● **DATA FOR ANALYSIS**

==============================

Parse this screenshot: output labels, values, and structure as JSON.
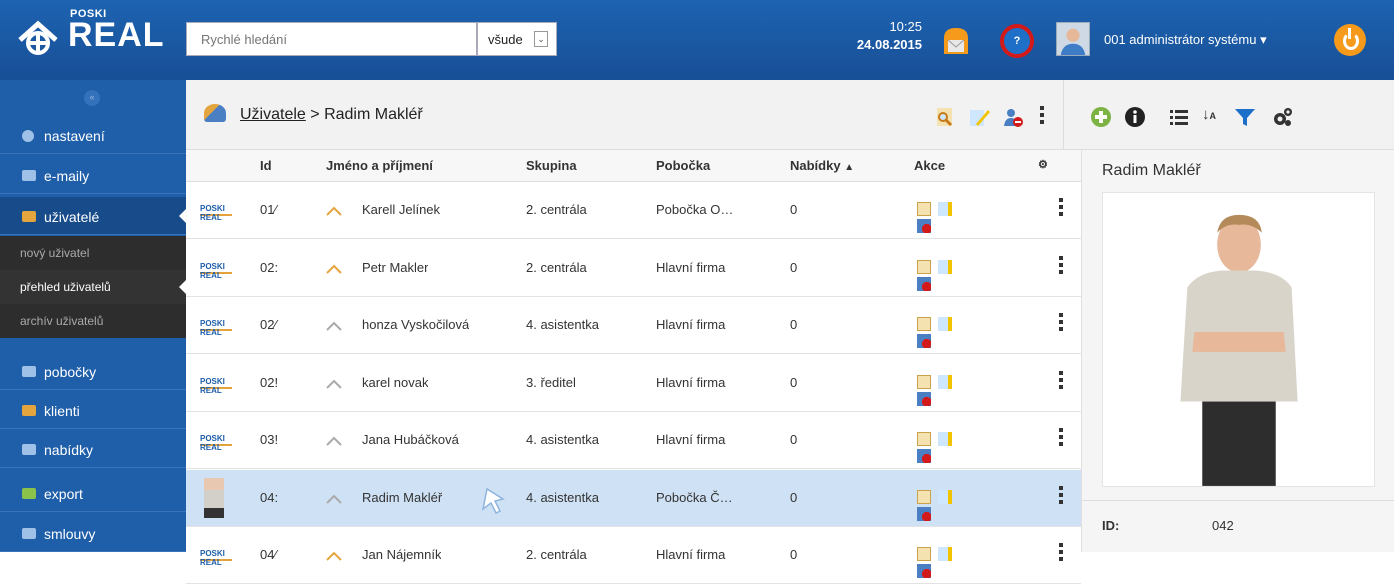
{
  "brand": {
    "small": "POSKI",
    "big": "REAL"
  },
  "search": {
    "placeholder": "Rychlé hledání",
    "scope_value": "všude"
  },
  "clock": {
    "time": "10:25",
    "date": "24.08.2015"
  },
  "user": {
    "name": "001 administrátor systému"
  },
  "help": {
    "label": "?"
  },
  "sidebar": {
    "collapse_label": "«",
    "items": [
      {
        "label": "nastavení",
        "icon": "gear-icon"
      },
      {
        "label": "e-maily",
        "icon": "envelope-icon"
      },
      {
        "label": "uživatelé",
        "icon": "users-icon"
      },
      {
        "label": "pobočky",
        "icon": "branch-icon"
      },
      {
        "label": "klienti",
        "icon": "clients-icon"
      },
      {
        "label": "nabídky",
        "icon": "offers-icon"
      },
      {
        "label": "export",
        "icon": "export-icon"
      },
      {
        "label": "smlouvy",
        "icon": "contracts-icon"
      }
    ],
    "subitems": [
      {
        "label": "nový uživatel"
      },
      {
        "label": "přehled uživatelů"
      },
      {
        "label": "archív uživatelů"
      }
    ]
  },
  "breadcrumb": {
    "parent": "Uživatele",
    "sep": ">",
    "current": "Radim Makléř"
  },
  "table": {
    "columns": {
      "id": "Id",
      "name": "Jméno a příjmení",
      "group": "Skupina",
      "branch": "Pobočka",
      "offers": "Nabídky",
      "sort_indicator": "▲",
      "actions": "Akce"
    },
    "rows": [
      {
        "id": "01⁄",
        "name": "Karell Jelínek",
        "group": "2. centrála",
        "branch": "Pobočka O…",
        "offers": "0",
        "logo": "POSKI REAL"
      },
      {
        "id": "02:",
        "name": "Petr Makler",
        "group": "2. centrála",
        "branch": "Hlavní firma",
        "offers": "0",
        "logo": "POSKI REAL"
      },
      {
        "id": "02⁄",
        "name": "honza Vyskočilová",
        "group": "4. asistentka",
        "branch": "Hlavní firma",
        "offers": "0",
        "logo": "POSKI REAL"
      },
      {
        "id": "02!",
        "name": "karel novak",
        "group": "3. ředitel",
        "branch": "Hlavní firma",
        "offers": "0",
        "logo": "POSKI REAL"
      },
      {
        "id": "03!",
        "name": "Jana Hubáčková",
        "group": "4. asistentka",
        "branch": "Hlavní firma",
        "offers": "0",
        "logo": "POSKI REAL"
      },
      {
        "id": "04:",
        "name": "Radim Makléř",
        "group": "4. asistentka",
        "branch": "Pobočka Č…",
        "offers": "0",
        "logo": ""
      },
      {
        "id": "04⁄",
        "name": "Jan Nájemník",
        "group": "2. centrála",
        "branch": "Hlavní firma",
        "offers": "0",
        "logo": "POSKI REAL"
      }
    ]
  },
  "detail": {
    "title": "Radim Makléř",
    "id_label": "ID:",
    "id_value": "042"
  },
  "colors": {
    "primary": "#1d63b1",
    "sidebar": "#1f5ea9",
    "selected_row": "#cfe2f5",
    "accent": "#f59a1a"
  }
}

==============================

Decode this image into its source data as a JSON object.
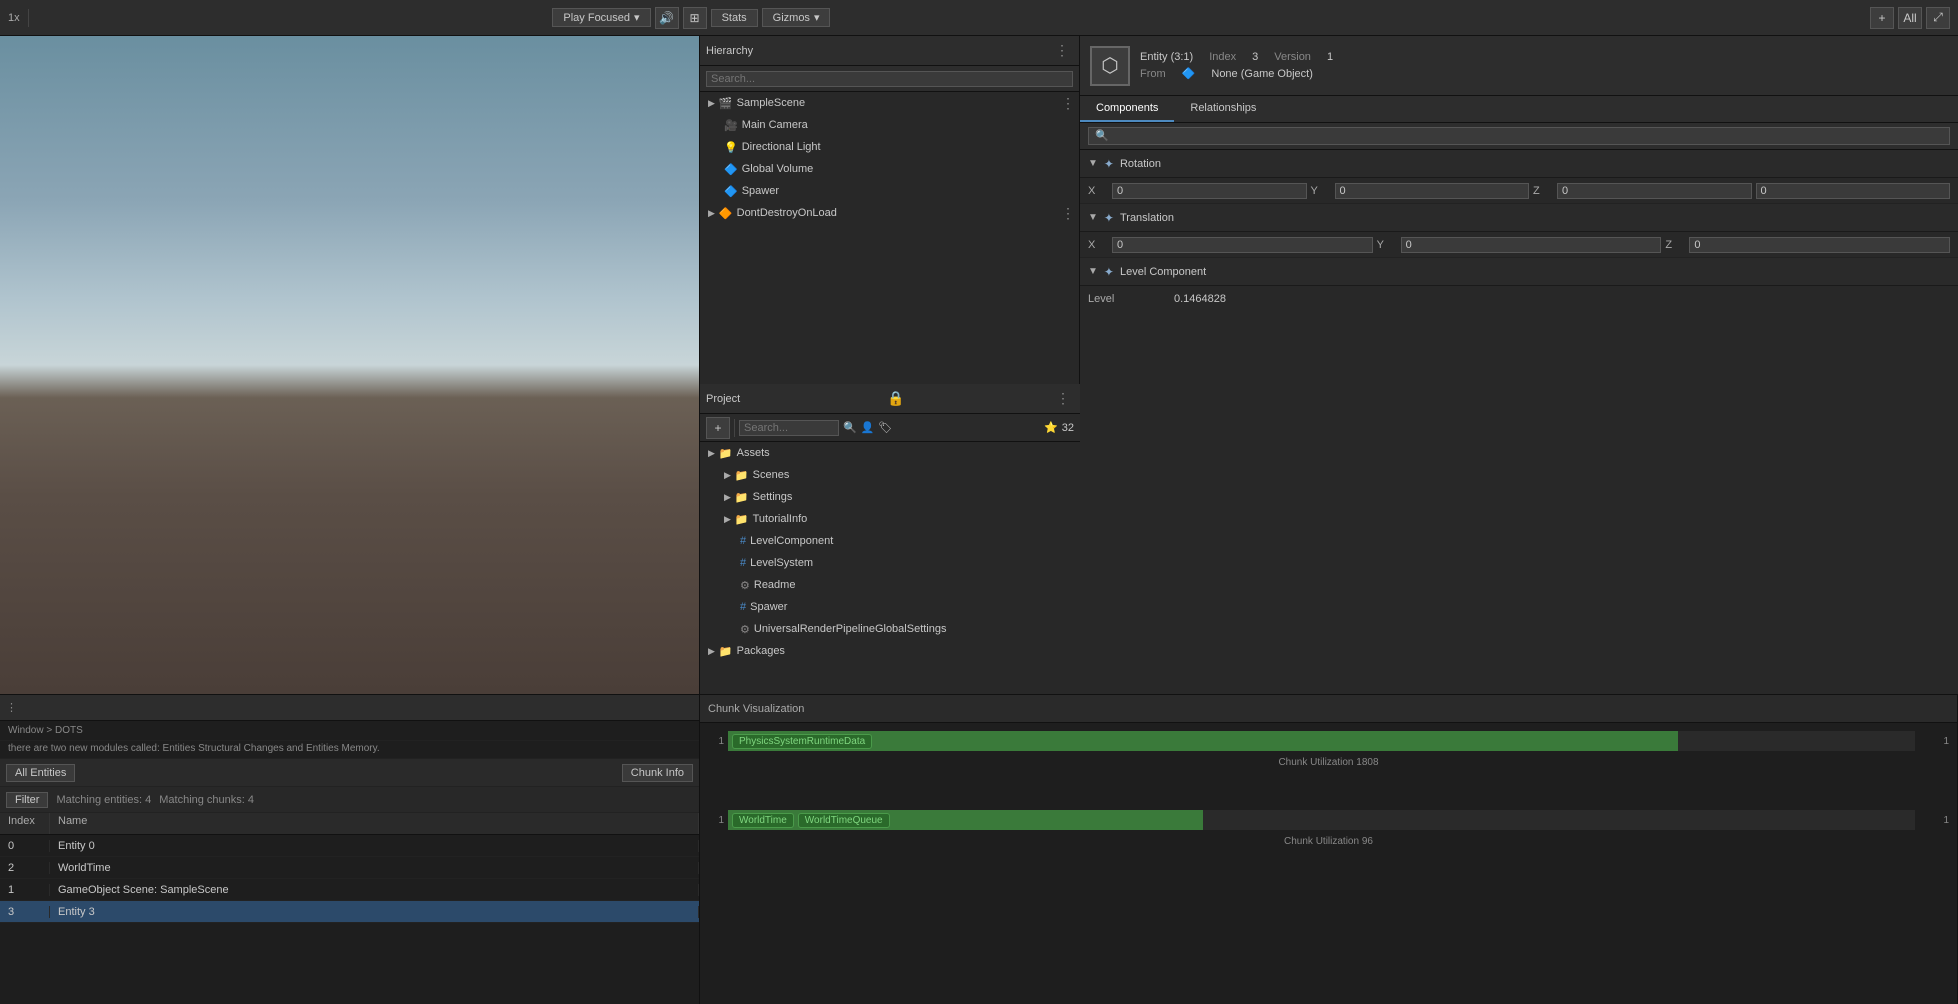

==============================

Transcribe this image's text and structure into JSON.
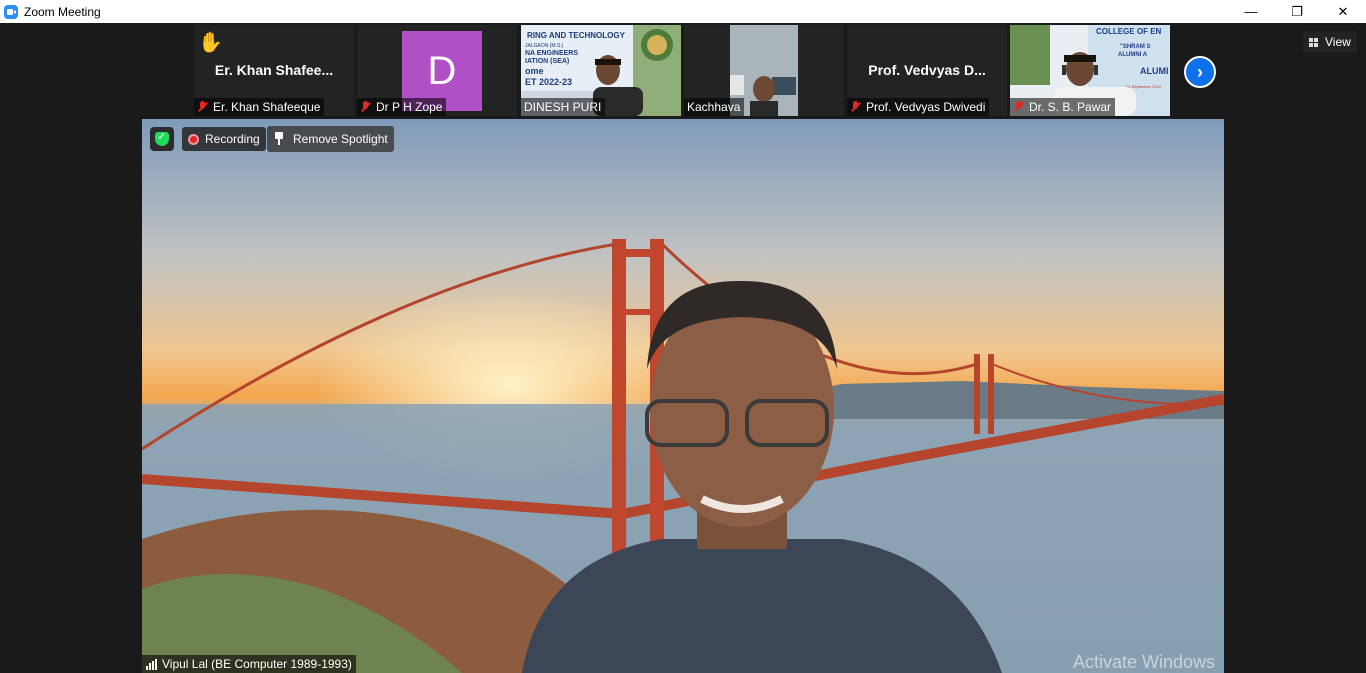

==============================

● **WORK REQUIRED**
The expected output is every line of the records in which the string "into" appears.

● **WRITTEN RESPONSE**
Decode this image into its source data as a JSON object.
Transcribe this image's text and structure into JSON.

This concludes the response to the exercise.